VO2max TrainingYou increase your VO2max by running fast followed by jogging for recovery. This is a fast pace but not "all out". Runners typically train for VO2max by running faster than their 5K pace for 3 to 5 minutes (the amount faster depends on the condition and age of the runner), with 4 or 5 minutes of jogging afterward for recovery. An example of a VO2max pace might be running intervals at 10-30 seconds per mile faster than the 5K pace. VO2max training is very stressful on your body, and beginning runners should not do it. VO2max training will cause heart rates to be 85% to 95% of maximum.

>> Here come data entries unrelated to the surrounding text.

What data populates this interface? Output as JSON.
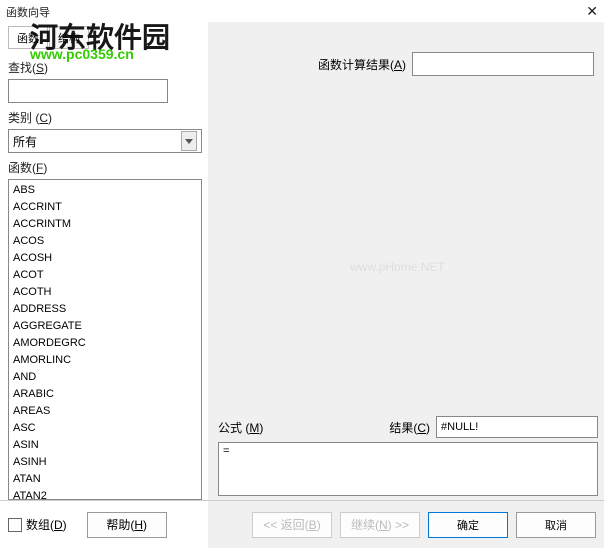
{
  "window": {
    "title": "函数向导",
    "close": "✕"
  },
  "tabs": {
    "func": "函数",
    "struct": "结构"
  },
  "left": {
    "search_label_pre": "查找(",
    "search_label_u": "S",
    "search_label_post": ")",
    "category_label_pre": "类别 (",
    "category_label_u": "C",
    "category_label_post": ")",
    "category_value": "所有",
    "func_label_pre": "函数(",
    "func_label_u": "F",
    "func_label_post": ")",
    "functions": [
      "ABS",
      "ACCRINT",
      "ACCRINTM",
      "ACOS",
      "ACOSH",
      "ACOT",
      "ACOTH",
      "ADDRESS",
      "AGGREGATE",
      "AMORDEGRC",
      "AMORLINC",
      "AND",
      "ARABIC",
      "AREAS",
      "ASC",
      "ASIN",
      "ASINH",
      "ATAN",
      "ATAN2"
    ]
  },
  "right": {
    "calc_result_label_pre": "函数计算结果(",
    "calc_result_label_u": "A",
    "calc_result_label_post": ")",
    "formula_label_pre": "公式 (",
    "formula_label_u": "M",
    "formula_label_post": ")",
    "result_label_pre": "结果(",
    "result_label_u": "C",
    "result_label_post": ")",
    "result_value": "#NULL!",
    "formula_value": "="
  },
  "footer": {
    "array_label_pre": "数组(",
    "array_label_u": "D",
    "array_label_post": ")",
    "help_pre": "帮助(",
    "help_u": "H",
    "help_post": ")",
    "back_pre": "<< 返回(",
    "back_u": "B",
    "back_post": ")",
    "next_pre": "继续(",
    "next_u": "N",
    "next_post": ") >>",
    "ok": "确定",
    "cancel": "取消"
  },
  "watermark": {
    "brand": "河东软件园",
    "url": "www.pc0359.cn",
    "center": "www.pHome.NET"
  }
}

Estimating VO2maxInstead of putting great stress on your body to measure your maximum oxygen intake, you can estimate your VO2max. One equation that gives a reasonable estimation of maximum oxygen intake is the following
VO2max = 15(HRmax/HRrest)
That is, divide your maximum heart rate by your resting heart rate and multiply that quotient by 15. As one trains as a runner, his or her heart rate decreases because their body becomes more efficient in using the oxygen delivered to it, thus reducing the rate at which the heart pumps blood. The fast pace described above for measuring VO2max is a good way, probably the quickest way, to reduce your resting heart rate.
Look at the ratio of the two heart rates. You can increase your VO2max by increasing your maximum heart rate or by decreasing your resting heart rate. There isn't much you can do about increasing your maximum heart rate, because that is a product of the biological properties of your body. But, there is a lot you can do to reduce your resting heart rate. The fast running that is described above will, over time, decrease your resting heart rate. For example, a typical heart rate for non-athletes is 70, although that value varies with the individual. During my mid 40s when I ran marathons, my wakeup (resting) heart rate was 44, and it dropped to 40 as I trained for marathons. During marathon training, my resting heart rate was significantly below the typical heart rate for non-athletes, indicating that my body received more oxygen per heart beat than bodies of typical non-athletes. Although I'm no longer training for marathons and am older, my wakeup heart rate is 53 and is still below the typical values of non-athletes. And, my VO2max (estimated 45) is significantly higher than that of non-athletes my age (estimated 28 - 35). During my marathon training, my estimated VO2max was 67.